Linda Chapman’s letter tries to set the record straight, once and for all, on the Rent debacle, and in the process, offers some interesting information about Schulman’s tussle over the authorship of Larson’s musical. Chapman says she gave Larson Schulman’s novel, People in Trouble (which Schulman subsequently accused him of plagiarizing), after the “characters and indeed the setting and given circumstances of the work were well established.” She asks that Schulman and the media put this event behind them; New York Theatre Workshop and Chapman herself continue to support Schulman’s work.
Ultimately, I’m glad that the Times wrote about Schulman’s work, glad I wrote about it here, glad Schulman contacted me, and glad that Kron and Chapman followed up with letters to the Times. For a rare moment, lesbian theatre artists got some attention from the mainstream press, and prompted some healthy debate about what visibility means and to whom it’s accessible.

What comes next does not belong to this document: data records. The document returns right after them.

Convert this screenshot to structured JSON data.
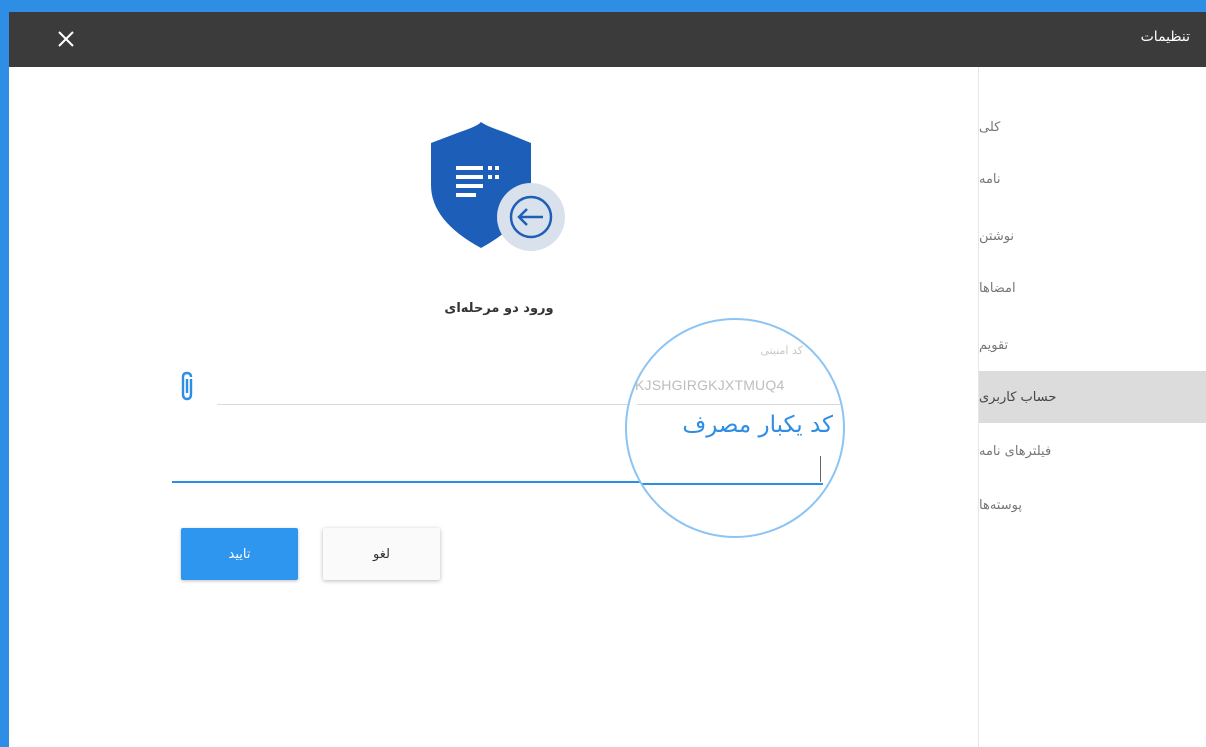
{
  "window": {
    "title": "تنظیمات"
  },
  "sidebar": {
    "items": [
      {
        "label": "کلی"
      },
      {
        "label": "نامه"
      },
      {
        "label": "نوشتن"
      },
      {
        "label": "امضاها"
      },
      {
        "label": "تقویم"
      },
      {
        "label": "حساب کاربری",
        "active": true
      },
      {
        "label": "فیلترهای نامه"
      },
      {
        "label": "پوسته‌ها"
      }
    ]
  },
  "main": {
    "title": "ورود دو مرحله‌ای",
    "secret_field": {
      "label": "کد امنیتی",
      "value": "KJSHGIRGKJXTMUQ4"
    },
    "otp_field": {
      "label": "کد یکبار مصرف",
      "value": ""
    },
    "buttons": {
      "confirm": "تایید",
      "cancel": "لغو"
    }
  },
  "icons": {
    "close": "close-icon",
    "attach": "paperclip-icon",
    "shield": "shield-login-icon"
  },
  "colors": {
    "accent": "#2e8de4",
    "titlebar": "#3b3b3b",
    "shield_blue": "#1d5fb8",
    "active_item": "#dcdcdc"
  }
}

I was frankly caught up a bit short when I received Schulman’s email, an exchange that’s lead me to think, again, about a critic’s responsibility (more accurately, my responsibility) to the community of artists and critics and readers and spectators of which they’re a part. Is my job as a writer about theatre, performance, and the arts one of advocacy? Is it to simply get the word out about work by women, lesbians, people of color, and others to whom more visible venues don’t typically offer their space? I believe my job is to extend the conversation about art practices that aren’t as easily accessible in the mainstream media and to watchdog those outlets for how they portray the people they tend to marginalize.

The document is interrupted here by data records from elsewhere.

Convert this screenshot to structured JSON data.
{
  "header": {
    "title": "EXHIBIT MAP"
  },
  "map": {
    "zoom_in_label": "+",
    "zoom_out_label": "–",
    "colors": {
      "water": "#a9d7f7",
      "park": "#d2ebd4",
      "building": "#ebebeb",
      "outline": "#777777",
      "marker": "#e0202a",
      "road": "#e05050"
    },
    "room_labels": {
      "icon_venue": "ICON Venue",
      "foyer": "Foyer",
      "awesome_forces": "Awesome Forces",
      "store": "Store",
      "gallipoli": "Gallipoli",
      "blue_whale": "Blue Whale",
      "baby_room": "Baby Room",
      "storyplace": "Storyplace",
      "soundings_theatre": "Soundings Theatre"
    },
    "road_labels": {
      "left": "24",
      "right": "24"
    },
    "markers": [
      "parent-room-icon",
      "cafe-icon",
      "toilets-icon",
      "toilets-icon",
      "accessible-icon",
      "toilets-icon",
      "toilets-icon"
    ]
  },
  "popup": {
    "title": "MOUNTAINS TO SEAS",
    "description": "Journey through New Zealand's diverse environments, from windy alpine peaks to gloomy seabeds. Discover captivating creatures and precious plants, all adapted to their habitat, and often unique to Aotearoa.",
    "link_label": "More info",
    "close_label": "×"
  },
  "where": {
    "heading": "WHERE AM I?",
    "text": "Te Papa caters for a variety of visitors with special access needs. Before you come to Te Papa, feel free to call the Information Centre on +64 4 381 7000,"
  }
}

But what are the ethics of participating in the conversation I want to so extend? Should I never “critique”? Should I not have written sometimes less than positively about, for instance, Oedipus at Palm Springs, with which I started this blog? Should I not have referred, in my last blog, to Schulman’s notorious reputation for being “difficult” because I don’t, as she noted in her email to me, have personal experience with this side of her personality? Even though I know that blogs are often places where people express themselves unfiltered to readers invited to listen pruriently to the writer’s “id,” I’d prefer that “The Feminist Spectator” always maintain an ethical relationship not just to readers but to the artists whose work I do indeed want to promote, in a thoughtful, if sometimes polemical, way.

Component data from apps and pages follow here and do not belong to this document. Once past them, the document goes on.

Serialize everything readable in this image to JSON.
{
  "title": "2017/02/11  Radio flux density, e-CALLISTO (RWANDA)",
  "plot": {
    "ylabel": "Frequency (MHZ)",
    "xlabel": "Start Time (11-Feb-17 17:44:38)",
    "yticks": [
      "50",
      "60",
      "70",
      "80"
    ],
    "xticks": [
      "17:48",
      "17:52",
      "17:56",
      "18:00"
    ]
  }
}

After all these years, I still find myself debating just what it means to be a feminist critic. And I guess that’s a good thing.
Next month’s first blog entry (since I’ve clearly committed to bi-monthly postings here) will continue this conversation by looking at a recent essay in Theatre Topics, one of two journals published by the Association for Theatre in Higher Education. Lara Shalson’s article, “Creating Community, Constructing Criticism: The Women’s One World Festival, 1980-81,” addresses some of these very issues about feminist criticism, which I’ll take up again shortly. If you’re interested, the article is available at Theatre Topics 15.2 (2005) 221-239, and on-line from Project Muse at participating library sites.
On a personal note, my most recent book, Utopia in Performance: Finding Hope at the Theatre, has just been published (with a lovely cover) from the University of Michigan Press. I wrote the book to be accessible to a wide audience—it addresses the ways in which theatre and performance can provide a forum for ideas and experiences that inspire us all toward imagining (and for a moment, even, feeling) a better world. And it offers some examples of transcendent moments I’ve had recently at the theatre. I’ll try to figure out how to attach the cover art here in my next post.
The Feminist Spectator